The defendants each sought discretionary review at Division One of the Court of Appeals of the trial court's decision. That court certified both cases to this court. We accepted review and consolidated the cases for hearing.
Cronin and Roberts each contend that the trial court erred when it denied their motions to strike the notice of special sentencing proceedings for what they claimed was improper service of the notices. RCW 10.95.040 governs the filing and service of such notices. It provides, in pertinent part, as follows:
The notice of special sentencing proceeding shall be filed and served on the defendant or the defendant's attorney within thirty days after the defendant's arraignment upon the charge of aggravated first degree murder unless the court, for good cause shown, extends or reopens the period for filing and service of the notice. RCW 10.95.040(2). If the notice "is not filed and served as provided in this section, the prosecuting attorney may not request the death penalty." RCW 10.95.040(3). Because the notice was timely filed, but not served on either defendant, the sole issue before us is whether the notices were served on the attorneys for Cronin and Roberts by a method of service sufficient under RCW 10.95.040.

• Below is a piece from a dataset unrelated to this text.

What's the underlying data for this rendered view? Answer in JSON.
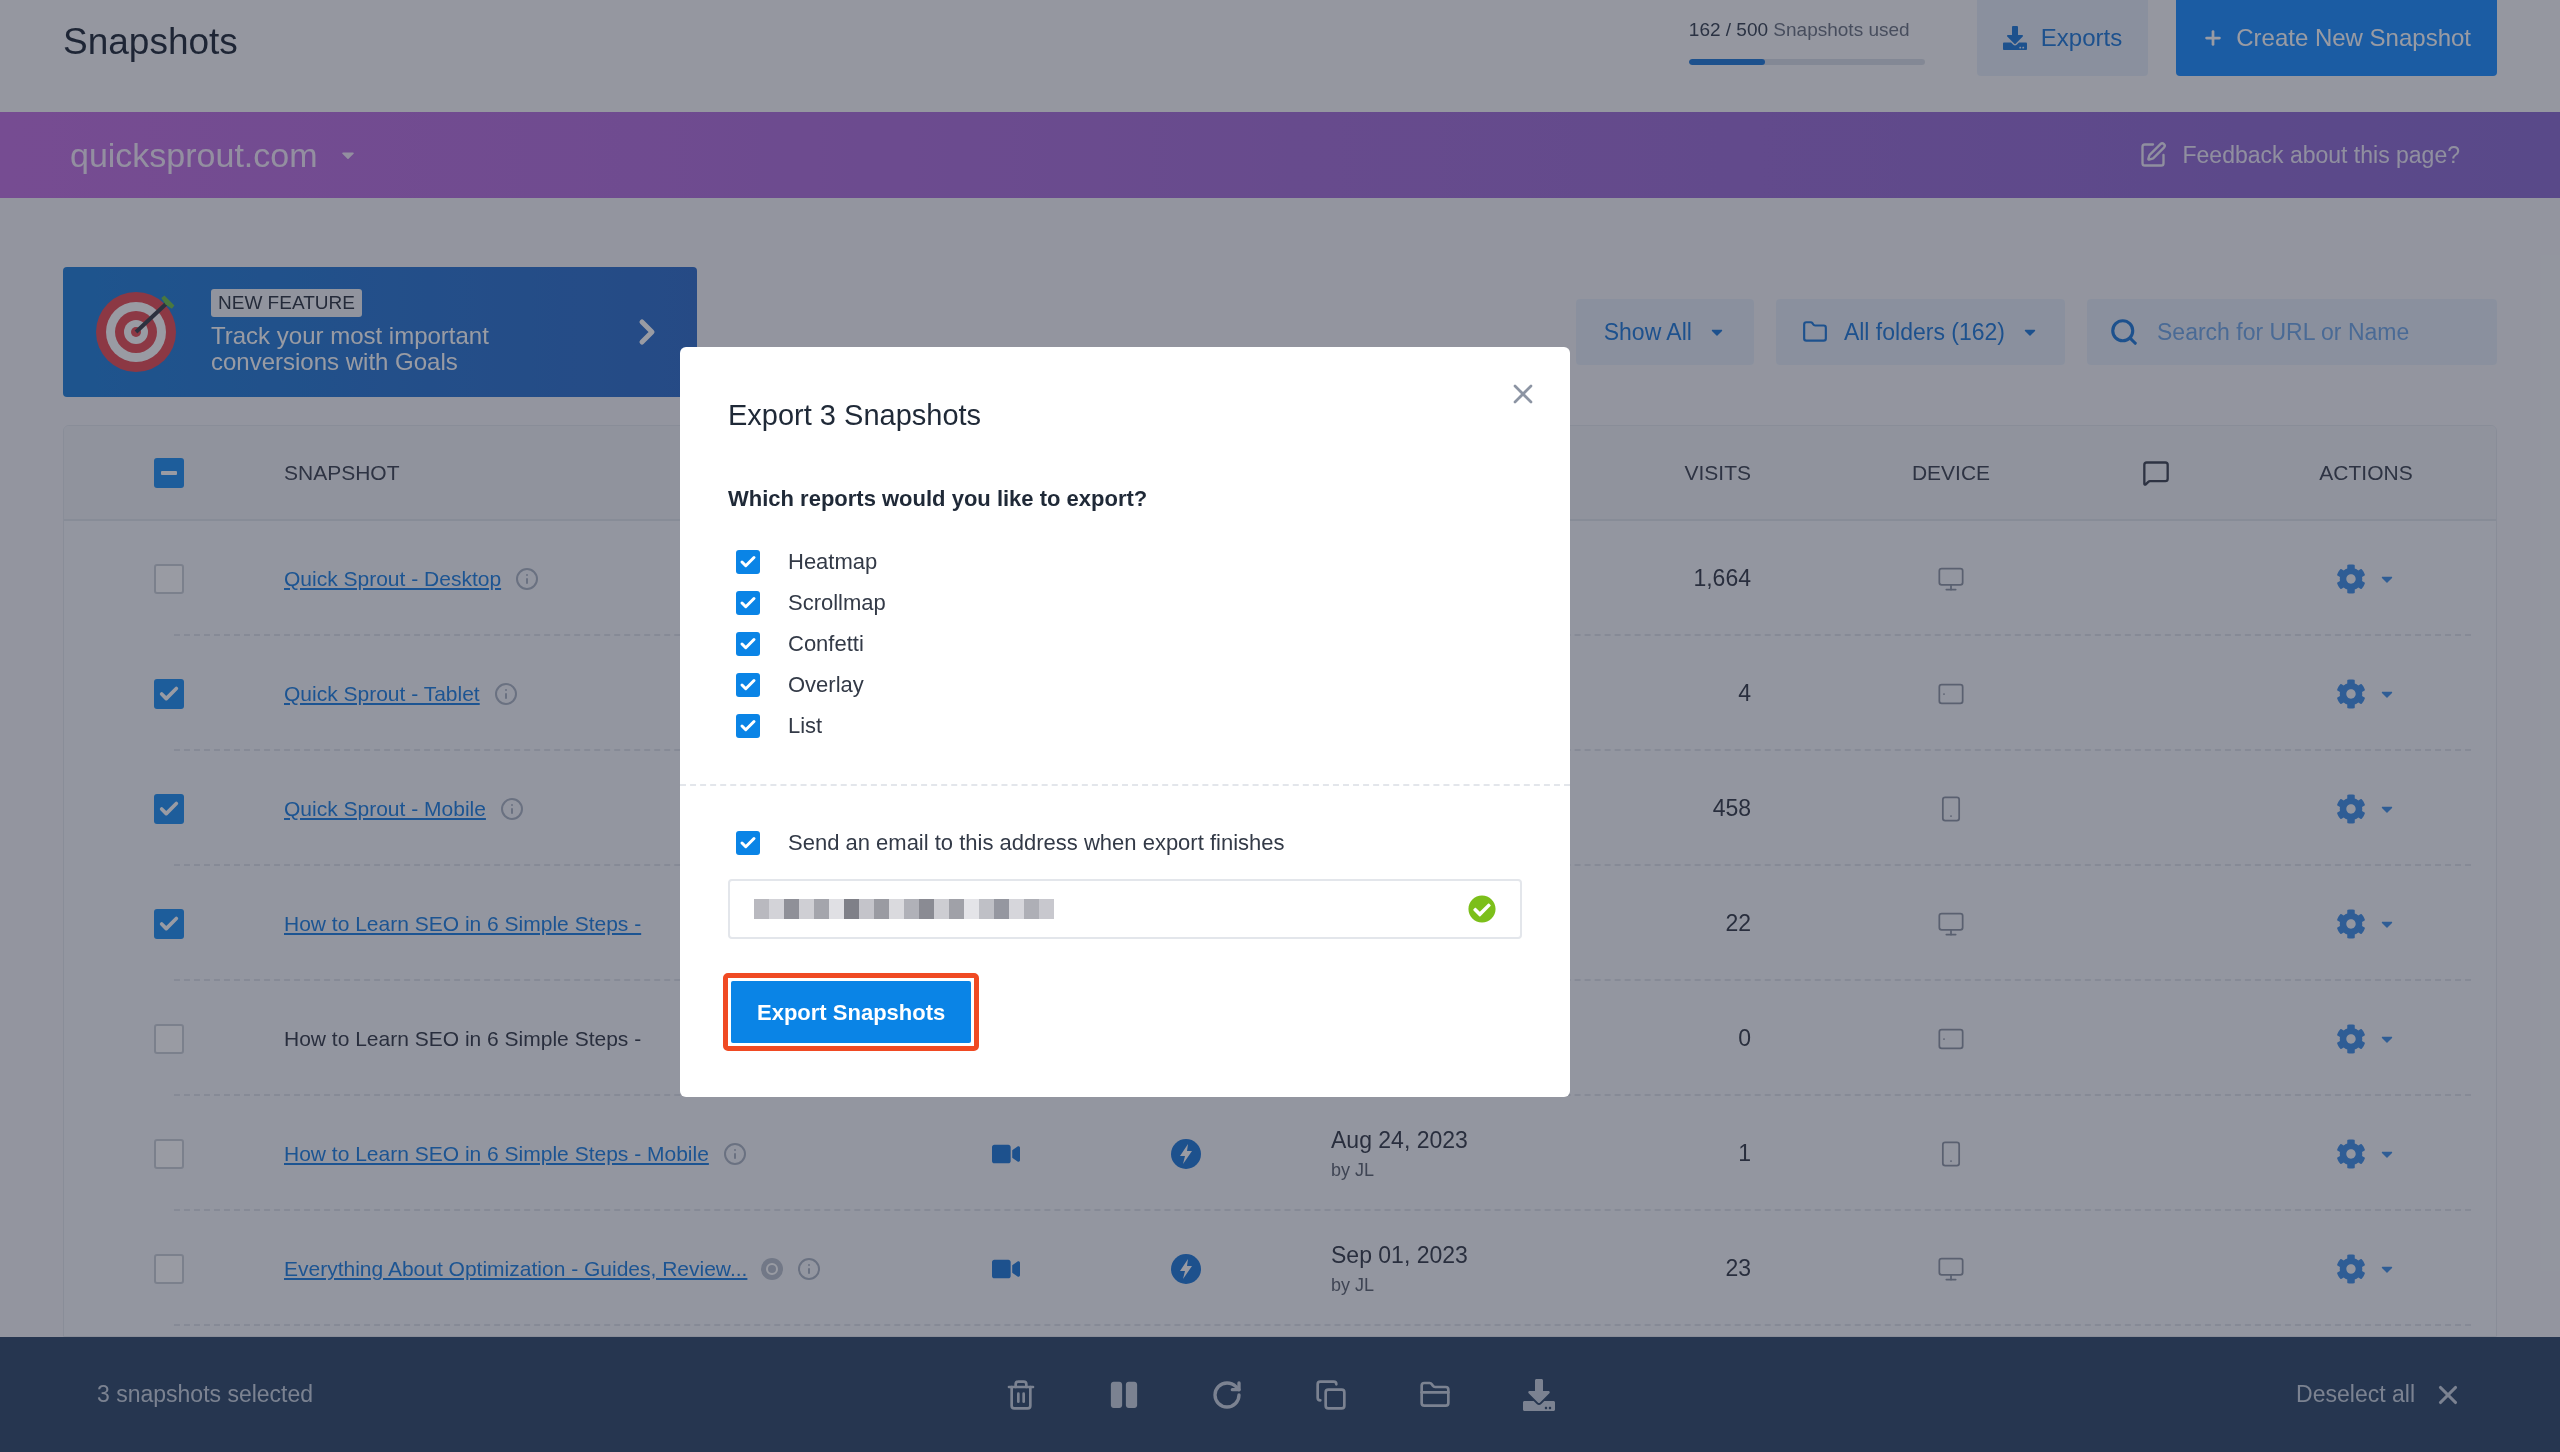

Cronin and Roberts both contend that in order to effect service on their attorneys under RCW 10.95.040, the prosecutor must obtain personal "hand-to-hand" service of the notice on the attorney it is seeking to serve. They urge upon us the notion that serving a notice of special sentencing proceeding is to be accomplished in the same manner as serving process to initiate a civil lawsuit. They point to the statute governing service of process in civil litigation, which provides that a summons must be served "personally, or by leaving a copy . . . at the house of his usual abode with some person of suitable age and discretion then resident therein." RCW 4.28.080(15).
The State, on the other hand, contends that attorneys may be served with the notice in the manner set forth in CR 5, a rule governing service in civil cases of pleadings and other papers, including notices, following service of the original complaint. That rule should have application here, they argue, because serving a notice of special sentencing proceeding is more ...